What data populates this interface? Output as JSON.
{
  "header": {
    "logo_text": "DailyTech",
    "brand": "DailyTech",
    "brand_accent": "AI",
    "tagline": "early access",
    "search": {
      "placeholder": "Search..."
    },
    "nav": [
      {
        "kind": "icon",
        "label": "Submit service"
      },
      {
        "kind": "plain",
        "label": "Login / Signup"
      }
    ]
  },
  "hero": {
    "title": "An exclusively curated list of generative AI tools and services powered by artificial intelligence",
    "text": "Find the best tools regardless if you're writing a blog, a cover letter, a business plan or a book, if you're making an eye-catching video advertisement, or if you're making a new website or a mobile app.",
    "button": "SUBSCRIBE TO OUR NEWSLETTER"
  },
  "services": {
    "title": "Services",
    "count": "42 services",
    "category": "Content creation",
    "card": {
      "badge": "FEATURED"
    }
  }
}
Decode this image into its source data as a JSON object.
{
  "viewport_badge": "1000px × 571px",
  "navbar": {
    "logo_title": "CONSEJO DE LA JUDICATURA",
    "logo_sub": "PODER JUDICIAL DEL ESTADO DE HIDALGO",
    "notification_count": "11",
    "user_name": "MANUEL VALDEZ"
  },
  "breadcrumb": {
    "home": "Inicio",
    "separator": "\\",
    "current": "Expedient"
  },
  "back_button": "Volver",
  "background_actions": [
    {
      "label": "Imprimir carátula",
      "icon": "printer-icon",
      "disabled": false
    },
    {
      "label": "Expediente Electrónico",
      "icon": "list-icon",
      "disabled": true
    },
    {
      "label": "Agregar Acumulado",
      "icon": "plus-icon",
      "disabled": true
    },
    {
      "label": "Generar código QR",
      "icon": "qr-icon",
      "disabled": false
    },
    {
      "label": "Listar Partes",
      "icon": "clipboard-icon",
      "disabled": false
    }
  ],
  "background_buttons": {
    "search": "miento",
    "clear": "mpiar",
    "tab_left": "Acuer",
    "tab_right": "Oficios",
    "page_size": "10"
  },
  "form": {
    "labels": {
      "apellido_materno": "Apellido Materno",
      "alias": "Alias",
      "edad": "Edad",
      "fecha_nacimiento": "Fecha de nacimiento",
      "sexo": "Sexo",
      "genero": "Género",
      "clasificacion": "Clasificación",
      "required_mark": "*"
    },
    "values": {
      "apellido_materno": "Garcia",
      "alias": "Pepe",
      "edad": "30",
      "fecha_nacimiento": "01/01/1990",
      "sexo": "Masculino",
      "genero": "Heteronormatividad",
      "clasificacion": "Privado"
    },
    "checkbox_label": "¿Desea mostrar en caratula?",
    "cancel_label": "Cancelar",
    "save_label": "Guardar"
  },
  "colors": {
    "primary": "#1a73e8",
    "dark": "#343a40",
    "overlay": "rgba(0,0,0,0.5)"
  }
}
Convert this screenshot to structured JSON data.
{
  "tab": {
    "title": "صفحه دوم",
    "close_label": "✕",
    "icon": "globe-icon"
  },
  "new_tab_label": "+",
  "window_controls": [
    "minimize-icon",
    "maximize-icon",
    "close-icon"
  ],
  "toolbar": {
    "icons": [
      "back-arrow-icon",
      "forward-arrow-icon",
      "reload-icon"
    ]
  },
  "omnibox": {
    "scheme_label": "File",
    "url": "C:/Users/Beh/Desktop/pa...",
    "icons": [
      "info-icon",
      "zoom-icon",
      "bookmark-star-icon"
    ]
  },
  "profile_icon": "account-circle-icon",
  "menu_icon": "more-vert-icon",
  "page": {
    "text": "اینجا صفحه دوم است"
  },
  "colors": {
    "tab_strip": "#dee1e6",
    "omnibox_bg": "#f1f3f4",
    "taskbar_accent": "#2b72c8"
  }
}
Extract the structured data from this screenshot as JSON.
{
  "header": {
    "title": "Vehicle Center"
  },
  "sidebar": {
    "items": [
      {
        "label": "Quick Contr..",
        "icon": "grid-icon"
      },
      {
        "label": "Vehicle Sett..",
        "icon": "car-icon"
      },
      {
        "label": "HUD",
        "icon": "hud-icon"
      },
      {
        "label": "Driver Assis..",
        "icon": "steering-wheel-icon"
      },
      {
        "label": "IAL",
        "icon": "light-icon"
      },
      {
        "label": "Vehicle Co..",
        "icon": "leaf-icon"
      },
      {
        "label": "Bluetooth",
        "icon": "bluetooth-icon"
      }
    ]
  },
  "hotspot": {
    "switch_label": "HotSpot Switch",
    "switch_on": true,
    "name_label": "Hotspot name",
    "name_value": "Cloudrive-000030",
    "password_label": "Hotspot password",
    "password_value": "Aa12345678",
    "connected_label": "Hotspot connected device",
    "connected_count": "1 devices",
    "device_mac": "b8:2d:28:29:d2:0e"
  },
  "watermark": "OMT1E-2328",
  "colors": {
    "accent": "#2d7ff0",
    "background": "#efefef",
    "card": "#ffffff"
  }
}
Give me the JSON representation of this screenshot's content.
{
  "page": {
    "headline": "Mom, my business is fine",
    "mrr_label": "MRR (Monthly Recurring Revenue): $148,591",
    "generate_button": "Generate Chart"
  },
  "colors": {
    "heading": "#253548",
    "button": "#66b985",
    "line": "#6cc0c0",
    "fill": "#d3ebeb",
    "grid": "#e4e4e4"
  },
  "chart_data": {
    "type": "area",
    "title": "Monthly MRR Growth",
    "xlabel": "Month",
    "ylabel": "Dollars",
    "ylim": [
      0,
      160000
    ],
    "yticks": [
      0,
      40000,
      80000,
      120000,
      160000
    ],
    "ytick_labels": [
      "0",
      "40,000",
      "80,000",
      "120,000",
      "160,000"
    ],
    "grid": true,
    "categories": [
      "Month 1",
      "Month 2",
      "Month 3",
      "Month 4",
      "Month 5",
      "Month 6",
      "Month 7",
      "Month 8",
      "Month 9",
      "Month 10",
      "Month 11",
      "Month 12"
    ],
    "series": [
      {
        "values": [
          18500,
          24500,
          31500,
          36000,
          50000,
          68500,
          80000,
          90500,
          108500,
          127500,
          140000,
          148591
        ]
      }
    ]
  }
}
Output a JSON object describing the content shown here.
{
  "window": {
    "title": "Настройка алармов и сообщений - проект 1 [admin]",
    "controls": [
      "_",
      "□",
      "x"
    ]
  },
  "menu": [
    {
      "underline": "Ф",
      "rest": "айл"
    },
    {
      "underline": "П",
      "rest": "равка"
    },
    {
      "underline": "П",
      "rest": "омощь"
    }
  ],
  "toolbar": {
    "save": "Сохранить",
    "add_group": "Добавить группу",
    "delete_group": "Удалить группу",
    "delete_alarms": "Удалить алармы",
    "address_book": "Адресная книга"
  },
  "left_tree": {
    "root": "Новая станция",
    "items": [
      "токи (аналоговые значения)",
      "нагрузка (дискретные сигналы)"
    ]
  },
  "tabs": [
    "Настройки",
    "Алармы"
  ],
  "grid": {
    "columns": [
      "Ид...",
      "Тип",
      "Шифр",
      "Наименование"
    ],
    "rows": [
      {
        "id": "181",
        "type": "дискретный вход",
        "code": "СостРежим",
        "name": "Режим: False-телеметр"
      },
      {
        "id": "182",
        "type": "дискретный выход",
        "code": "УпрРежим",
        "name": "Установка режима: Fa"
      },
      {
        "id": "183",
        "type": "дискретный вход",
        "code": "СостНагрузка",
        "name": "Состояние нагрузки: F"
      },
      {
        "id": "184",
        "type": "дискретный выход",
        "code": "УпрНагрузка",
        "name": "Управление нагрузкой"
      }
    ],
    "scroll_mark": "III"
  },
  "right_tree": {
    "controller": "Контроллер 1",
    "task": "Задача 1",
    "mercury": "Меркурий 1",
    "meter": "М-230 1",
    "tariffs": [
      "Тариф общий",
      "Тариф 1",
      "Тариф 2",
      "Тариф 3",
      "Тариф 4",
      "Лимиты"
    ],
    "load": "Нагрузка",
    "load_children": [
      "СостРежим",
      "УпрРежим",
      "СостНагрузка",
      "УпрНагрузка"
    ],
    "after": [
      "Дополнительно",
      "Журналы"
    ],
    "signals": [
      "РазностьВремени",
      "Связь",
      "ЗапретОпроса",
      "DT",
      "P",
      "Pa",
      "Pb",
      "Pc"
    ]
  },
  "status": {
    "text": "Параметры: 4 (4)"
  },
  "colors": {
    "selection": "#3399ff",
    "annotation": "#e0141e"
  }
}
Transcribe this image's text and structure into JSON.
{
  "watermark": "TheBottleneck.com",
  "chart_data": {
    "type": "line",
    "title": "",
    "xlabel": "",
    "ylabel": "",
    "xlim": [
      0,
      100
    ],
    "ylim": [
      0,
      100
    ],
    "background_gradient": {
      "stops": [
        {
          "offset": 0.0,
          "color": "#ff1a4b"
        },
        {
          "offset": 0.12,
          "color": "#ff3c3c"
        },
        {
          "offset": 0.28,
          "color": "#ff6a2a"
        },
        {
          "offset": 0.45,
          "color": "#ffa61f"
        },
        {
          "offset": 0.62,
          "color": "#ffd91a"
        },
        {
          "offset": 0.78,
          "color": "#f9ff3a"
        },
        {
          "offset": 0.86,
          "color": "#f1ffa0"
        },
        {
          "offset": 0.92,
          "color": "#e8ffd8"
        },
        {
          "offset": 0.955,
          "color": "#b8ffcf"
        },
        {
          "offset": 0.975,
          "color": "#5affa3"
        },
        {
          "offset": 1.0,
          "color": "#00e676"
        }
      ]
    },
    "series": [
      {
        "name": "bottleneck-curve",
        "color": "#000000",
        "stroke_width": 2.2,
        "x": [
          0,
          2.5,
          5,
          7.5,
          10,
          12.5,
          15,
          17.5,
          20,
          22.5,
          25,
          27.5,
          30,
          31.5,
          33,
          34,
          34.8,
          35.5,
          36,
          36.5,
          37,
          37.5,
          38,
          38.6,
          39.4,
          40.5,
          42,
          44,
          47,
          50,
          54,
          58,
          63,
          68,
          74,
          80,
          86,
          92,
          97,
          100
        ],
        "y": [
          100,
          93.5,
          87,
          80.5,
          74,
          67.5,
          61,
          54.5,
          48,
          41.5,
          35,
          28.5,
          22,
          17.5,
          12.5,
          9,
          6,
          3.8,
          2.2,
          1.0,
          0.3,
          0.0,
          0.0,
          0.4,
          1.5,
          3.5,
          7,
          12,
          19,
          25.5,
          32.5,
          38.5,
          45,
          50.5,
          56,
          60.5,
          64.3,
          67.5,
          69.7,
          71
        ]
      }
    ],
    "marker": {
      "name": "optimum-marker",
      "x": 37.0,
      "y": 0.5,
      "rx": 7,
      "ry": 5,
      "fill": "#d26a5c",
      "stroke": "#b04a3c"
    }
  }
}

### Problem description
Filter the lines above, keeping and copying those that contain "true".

### Output of the task
      "disabled": true
      "disabled": true
    "switch_on": true,
    "grid": true,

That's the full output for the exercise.